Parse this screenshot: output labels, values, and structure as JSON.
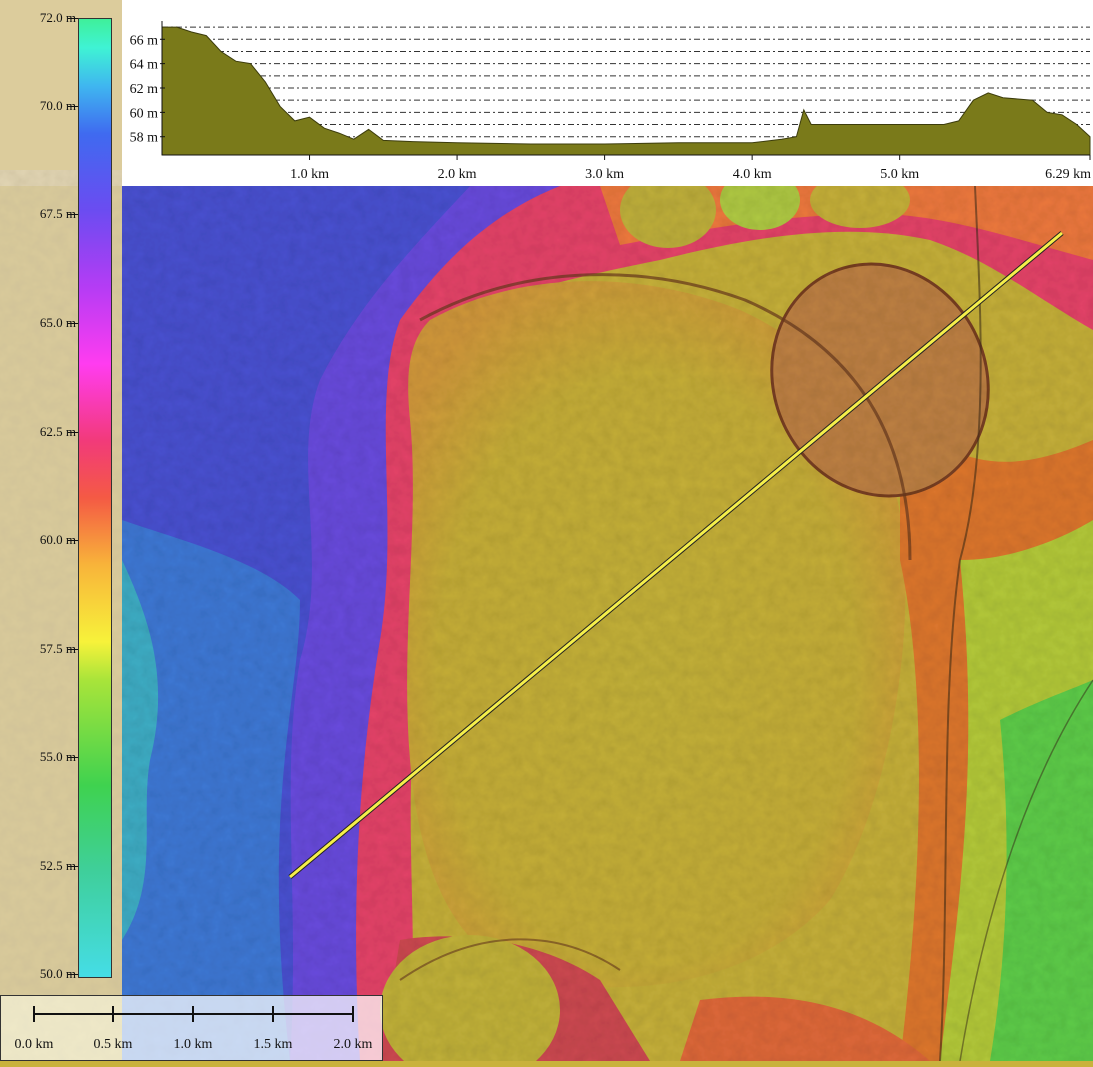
{
  "legend": {
    "labels": [
      "72.0 m",
      "70.0 m",
      "67.5 m",
      "65.0 m",
      "62.5 m",
      "60.0 m",
      "57.5 m",
      "55.0 m",
      "52.5 m",
      "50.0 m"
    ]
  },
  "chart_data": {
    "type": "area",
    "y_ticks": [
      "66 m",
      "64 m",
      "62 m",
      "60 m",
      "58 m"
    ],
    "x_ticks": [
      "1.0 km",
      "2.0 km",
      "3.0 km",
      "4.0 km",
      "5.0 km",
      "6.29 km"
    ],
    "x_unit": "km",
    "y_unit": "m",
    "xlim": [
      0,
      6.29
    ],
    "ylim": [
      56.5,
      67.5
    ],
    "grid": true,
    "fill_color": "#7a7a1a",
    "profile": {
      "x": [
        0.0,
        0.1,
        0.2,
        0.3,
        0.4,
        0.5,
        0.6,
        0.7,
        0.8,
        0.9,
        1.0,
        1.1,
        1.2,
        1.3,
        1.4,
        1.5,
        1.7,
        2.0,
        2.5,
        3.0,
        3.5,
        4.0,
        4.2,
        4.3,
        4.35,
        4.4,
        4.5,
        5.0,
        5.3,
        5.4,
        5.5,
        5.6,
        5.7,
        5.8,
        5.9,
        6.0,
        6.1,
        6.2,
        6.29
      ],
      "y": [
        67.0,
        67.0,
        66.6,
        66.3,
        65.0,
        64.2,
        64.0,
        62.5,
        60.5,
        59.3,
        59.6,
        58.7,
        58.3,
        57.8,
        58.6,
        57.7,
        57.6,
        57.5,
        57.4,
        57.4,
        57.5,
        57.5,
        57.8,
        58.0,
        60.2,
        59.0,
        59.0,
        59.0,
        59.0,
        59.3,
        61.0,
        61.6,
        61.2,
        61.1,
        61.0,
        60.0,
        59.8,
        59.0,
        58.0
      ]
    }
  },
  "scale_bar": {
    "labels": [
      "0.0 km",
      "0.5 km",
      "1.0 km",
      "1.5 km",
      "2.0 km"
    ]
  },
  "map": {
    "transect_color": "#f5ef4a"
  }
}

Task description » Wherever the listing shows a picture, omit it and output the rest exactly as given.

Response »
Parse this screenshot: output labels, values, and structure as JSON.
{
  "legend": {
    "labels": [
      "72.0 m",
      "70.0 m",
      "67.5 m",
      "65.0 m",
      "62.5 m",
      "60.0 m",
      "57.5 m",
      "55.0 m",
      "52.5 m",
      "50.0 m"
    ]
  },
  "chart_data": {
    "type": "area",
    "y_ticks": [
      "66 m",
      "64 m",
      "62 m",
      "60 m",
      "58 m"
    ],
    "x_ticks": [
      "1.0 km",
      "2.0 km",
      "3.0 km",
      "4.0 km",
      "5.0 km",
      "6.29 km"
    ],
    "x_unit": "km",
    "y_unit": "m",
    "xlim": [
      0,
      6.29
    ],
    "ylim": [
      56.5,
      67.5
    ],
    "grid": true,
    "fill_color": "#7a7a1a",
    "profile": {
      "x": [
        0.0,
        0.1,
        0.2,
        0.3,
        0.4,
        0.5,
        0.6,
        0.7,
        0.8,
        0.9,
        1.0,
        1.1,
        1.2,
        1.3,
        1.4,
        1.5,
        1.7,
        2.0,
        2.5,
        3.0,
        3.5,
        4.0,
        4.2,
        4.3,
        4.35,
        4.4,
        4.5,
        5.0,
        5.3,
        5.4,
        5.5,
        5.6,
        5.7,
        5.8,
        5.9,
        6.0,
        6.1,
        6.2,
        6.29
      ],
      "y": [
        67.0,
        67.0,
        66.6,
        66.3,
        65.0,
        64.2,
        64.0,
        62.5,
        60.5,
        59.3,
        59.6,
        58.7,
        58.3,
        57.8,
        58.6,
        57.7,
        57.6,
        57.5,
        57.4,
        57.4,
        57.5,
        57.5,
        57.8,
        58.0,
        60.2,
        59.0,
        59.0,
        59.0,
        59.0,
        59.3,
        61.0,
        61.6,
        61.2,
        61.1,
        61.0,
        60.0,
        59.8,
        59.0,
        58.0
      ]
    }
  },
  "scale_bar": {
    "labels": [
      "0.0 km",
      "0.5 km",
      "1.0 km",
      "1.5 km",
      "2.0 km"
    ]
  },
  "map": {
    "transect_color": "#f5ef4a"
  }
}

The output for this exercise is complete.